What is required: Your answer should be the lines of the material that include the word "data".

-- Opening Marker --

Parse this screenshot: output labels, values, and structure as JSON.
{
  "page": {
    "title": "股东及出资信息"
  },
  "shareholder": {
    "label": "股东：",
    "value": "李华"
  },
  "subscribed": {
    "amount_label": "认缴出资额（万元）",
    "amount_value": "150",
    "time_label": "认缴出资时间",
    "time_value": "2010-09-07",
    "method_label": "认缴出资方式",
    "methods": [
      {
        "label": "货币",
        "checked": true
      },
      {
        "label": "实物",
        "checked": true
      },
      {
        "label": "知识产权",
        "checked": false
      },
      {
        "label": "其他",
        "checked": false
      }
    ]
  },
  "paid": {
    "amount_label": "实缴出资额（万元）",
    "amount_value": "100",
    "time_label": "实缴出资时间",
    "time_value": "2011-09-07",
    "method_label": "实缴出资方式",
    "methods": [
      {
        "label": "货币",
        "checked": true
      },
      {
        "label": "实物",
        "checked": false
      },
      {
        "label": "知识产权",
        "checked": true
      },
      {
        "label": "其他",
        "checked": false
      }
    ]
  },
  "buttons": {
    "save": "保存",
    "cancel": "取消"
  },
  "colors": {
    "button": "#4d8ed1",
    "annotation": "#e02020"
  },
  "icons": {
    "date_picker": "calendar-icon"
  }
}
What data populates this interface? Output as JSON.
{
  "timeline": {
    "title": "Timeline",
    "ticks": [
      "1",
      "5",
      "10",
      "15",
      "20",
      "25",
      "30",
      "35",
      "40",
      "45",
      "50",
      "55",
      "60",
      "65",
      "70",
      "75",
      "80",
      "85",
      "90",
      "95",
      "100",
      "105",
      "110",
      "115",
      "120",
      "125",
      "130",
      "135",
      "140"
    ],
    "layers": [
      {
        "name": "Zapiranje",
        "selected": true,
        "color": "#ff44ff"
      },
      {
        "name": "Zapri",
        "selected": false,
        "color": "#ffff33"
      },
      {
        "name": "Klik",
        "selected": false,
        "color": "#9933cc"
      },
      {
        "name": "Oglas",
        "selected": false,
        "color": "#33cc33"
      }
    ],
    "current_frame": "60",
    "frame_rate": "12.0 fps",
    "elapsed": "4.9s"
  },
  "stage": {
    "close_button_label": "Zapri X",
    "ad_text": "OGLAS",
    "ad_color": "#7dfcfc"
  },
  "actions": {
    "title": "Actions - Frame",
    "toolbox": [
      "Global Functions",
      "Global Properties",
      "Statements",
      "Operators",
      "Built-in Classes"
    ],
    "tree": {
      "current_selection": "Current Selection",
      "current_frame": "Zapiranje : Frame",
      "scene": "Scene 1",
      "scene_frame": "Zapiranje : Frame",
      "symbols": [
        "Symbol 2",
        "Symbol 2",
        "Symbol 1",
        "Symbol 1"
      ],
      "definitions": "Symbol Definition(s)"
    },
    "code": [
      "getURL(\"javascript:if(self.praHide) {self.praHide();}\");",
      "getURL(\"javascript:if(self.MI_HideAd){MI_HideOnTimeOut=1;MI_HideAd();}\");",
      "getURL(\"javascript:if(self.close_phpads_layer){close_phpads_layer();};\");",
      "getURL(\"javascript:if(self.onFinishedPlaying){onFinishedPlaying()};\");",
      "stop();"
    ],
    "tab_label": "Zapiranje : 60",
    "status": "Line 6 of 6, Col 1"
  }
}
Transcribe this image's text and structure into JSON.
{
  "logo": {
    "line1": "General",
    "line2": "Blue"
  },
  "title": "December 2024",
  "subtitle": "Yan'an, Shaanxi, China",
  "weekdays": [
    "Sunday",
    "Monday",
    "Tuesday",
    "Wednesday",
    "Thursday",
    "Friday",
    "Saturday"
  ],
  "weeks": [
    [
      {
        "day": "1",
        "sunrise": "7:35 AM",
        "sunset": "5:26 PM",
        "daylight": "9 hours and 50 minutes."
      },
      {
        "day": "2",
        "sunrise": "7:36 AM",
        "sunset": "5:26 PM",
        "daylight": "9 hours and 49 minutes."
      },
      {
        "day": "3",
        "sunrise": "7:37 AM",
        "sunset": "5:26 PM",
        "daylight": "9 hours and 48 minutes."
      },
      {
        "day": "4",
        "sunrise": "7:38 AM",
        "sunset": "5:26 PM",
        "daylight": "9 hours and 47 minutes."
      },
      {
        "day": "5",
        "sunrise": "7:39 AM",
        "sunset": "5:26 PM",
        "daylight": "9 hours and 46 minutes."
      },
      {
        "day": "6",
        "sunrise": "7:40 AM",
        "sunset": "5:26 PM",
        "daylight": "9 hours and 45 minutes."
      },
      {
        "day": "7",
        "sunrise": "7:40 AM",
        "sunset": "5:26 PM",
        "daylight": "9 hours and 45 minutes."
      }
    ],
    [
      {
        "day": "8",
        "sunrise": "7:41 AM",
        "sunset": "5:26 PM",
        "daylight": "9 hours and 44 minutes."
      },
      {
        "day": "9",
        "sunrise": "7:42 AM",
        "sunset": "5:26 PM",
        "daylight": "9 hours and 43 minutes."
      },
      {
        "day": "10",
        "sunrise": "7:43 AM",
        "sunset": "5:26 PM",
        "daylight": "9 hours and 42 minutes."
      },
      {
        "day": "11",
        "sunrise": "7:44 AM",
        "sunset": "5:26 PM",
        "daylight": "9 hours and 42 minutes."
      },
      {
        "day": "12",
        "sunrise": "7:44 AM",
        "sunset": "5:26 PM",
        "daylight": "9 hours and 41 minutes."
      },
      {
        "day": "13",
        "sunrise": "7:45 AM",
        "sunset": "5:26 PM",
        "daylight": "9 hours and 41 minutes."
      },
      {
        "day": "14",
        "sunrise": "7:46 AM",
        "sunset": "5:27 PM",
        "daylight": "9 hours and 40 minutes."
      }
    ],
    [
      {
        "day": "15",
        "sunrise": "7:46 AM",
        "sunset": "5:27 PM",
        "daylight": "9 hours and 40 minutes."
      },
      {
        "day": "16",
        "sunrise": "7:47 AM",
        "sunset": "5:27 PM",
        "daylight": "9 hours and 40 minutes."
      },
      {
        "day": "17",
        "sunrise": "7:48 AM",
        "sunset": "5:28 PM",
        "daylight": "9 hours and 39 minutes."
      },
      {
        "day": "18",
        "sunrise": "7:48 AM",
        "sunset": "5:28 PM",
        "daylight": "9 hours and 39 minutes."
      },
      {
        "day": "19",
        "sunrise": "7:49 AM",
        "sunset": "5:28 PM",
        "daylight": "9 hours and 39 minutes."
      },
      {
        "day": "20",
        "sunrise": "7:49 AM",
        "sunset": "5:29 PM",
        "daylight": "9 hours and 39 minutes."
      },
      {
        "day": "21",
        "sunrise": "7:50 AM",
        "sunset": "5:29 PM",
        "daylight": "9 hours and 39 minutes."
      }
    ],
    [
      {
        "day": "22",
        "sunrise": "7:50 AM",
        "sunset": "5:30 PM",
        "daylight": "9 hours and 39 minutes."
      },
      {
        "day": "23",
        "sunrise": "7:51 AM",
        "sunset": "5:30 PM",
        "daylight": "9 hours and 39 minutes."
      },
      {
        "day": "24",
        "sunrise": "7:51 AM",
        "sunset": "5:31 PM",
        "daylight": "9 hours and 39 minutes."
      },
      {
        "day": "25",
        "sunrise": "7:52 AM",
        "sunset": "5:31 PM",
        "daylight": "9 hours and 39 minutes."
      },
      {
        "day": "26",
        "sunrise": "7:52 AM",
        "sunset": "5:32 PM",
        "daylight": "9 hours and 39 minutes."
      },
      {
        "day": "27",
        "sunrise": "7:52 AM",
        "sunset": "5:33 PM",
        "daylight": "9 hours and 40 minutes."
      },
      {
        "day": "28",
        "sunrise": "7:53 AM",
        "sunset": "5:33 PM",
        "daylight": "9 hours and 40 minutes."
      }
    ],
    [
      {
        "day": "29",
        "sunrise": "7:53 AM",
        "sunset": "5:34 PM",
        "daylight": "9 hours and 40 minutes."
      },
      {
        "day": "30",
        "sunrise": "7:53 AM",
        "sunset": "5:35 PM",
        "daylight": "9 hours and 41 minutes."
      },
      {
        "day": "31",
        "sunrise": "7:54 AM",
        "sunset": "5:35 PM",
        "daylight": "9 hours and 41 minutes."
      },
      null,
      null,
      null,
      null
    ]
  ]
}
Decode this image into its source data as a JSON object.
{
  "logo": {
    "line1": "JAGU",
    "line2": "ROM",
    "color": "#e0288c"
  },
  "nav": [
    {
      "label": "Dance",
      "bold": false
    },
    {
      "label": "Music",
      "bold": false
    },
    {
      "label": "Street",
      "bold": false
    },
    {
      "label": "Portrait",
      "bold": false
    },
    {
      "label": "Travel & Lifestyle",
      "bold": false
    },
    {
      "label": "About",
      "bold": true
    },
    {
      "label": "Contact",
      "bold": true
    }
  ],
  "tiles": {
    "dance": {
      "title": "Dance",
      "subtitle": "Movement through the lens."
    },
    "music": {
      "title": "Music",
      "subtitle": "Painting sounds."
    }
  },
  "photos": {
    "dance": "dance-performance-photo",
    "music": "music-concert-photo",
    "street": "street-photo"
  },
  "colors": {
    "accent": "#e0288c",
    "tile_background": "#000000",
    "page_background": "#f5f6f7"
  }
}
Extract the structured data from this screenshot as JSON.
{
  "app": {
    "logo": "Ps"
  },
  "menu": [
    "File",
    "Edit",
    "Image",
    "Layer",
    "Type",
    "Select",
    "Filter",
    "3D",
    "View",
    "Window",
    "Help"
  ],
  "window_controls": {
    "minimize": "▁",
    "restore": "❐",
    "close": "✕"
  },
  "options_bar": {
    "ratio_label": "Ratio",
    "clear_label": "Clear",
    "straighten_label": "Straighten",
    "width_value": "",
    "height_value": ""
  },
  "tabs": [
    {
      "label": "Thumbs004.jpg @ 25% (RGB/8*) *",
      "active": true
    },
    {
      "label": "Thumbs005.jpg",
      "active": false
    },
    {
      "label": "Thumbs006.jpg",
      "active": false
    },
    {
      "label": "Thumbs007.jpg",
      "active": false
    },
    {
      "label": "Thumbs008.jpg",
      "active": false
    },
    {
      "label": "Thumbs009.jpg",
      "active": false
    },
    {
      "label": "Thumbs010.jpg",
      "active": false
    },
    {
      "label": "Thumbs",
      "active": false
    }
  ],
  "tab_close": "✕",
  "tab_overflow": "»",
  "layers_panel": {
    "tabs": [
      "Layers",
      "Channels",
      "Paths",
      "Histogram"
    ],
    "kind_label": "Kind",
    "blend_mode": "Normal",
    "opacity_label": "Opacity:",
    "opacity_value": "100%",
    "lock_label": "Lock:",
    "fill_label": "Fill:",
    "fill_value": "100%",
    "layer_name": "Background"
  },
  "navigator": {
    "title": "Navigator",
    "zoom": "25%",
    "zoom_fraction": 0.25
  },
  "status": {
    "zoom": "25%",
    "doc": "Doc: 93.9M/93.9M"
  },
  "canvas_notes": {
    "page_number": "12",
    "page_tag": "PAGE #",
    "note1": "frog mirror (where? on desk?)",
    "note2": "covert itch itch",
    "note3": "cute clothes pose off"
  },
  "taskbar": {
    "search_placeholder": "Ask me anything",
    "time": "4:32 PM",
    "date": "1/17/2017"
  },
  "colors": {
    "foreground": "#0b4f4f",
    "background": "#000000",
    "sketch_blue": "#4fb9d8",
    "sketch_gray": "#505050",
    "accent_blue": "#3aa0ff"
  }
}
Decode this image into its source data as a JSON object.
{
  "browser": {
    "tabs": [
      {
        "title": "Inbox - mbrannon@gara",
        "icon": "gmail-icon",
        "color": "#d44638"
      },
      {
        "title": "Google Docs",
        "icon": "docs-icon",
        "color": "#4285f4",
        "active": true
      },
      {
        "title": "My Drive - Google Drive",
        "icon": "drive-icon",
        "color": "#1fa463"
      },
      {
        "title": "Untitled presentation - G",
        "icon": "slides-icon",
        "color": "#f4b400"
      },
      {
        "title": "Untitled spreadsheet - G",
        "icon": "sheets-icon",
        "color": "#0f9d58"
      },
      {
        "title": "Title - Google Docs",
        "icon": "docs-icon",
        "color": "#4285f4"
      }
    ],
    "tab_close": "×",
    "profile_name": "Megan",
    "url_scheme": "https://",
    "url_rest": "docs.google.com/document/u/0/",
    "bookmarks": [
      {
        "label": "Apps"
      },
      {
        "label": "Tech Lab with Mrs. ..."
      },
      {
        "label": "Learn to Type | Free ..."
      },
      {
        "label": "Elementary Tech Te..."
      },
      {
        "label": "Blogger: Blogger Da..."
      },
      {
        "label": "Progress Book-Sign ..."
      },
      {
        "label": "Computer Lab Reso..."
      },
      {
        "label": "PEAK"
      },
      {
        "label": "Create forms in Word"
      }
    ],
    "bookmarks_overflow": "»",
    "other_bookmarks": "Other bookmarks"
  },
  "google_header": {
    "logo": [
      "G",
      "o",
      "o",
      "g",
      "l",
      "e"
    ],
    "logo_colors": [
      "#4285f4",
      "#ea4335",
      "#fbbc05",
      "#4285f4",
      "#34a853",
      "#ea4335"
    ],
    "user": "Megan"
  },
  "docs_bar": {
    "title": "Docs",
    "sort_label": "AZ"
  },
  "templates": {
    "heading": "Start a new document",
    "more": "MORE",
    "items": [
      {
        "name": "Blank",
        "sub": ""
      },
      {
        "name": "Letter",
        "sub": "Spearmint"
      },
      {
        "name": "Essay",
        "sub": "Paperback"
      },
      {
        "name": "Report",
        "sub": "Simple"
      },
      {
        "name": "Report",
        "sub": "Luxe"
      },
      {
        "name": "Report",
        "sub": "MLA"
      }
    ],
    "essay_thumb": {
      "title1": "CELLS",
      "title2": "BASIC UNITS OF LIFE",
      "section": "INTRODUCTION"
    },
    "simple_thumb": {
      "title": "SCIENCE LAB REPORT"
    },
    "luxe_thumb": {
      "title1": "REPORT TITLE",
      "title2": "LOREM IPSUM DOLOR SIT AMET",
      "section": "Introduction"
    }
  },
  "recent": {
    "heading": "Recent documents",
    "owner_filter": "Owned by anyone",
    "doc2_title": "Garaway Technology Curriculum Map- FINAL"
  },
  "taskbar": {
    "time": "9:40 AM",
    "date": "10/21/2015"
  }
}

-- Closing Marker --

Task result:
What data populates this interface? Output as JSON.
Decode this image into its source data as a JSON object.
Extract the structured data from this screenshot as JSON.
Decode this image into its source data as a JSON object.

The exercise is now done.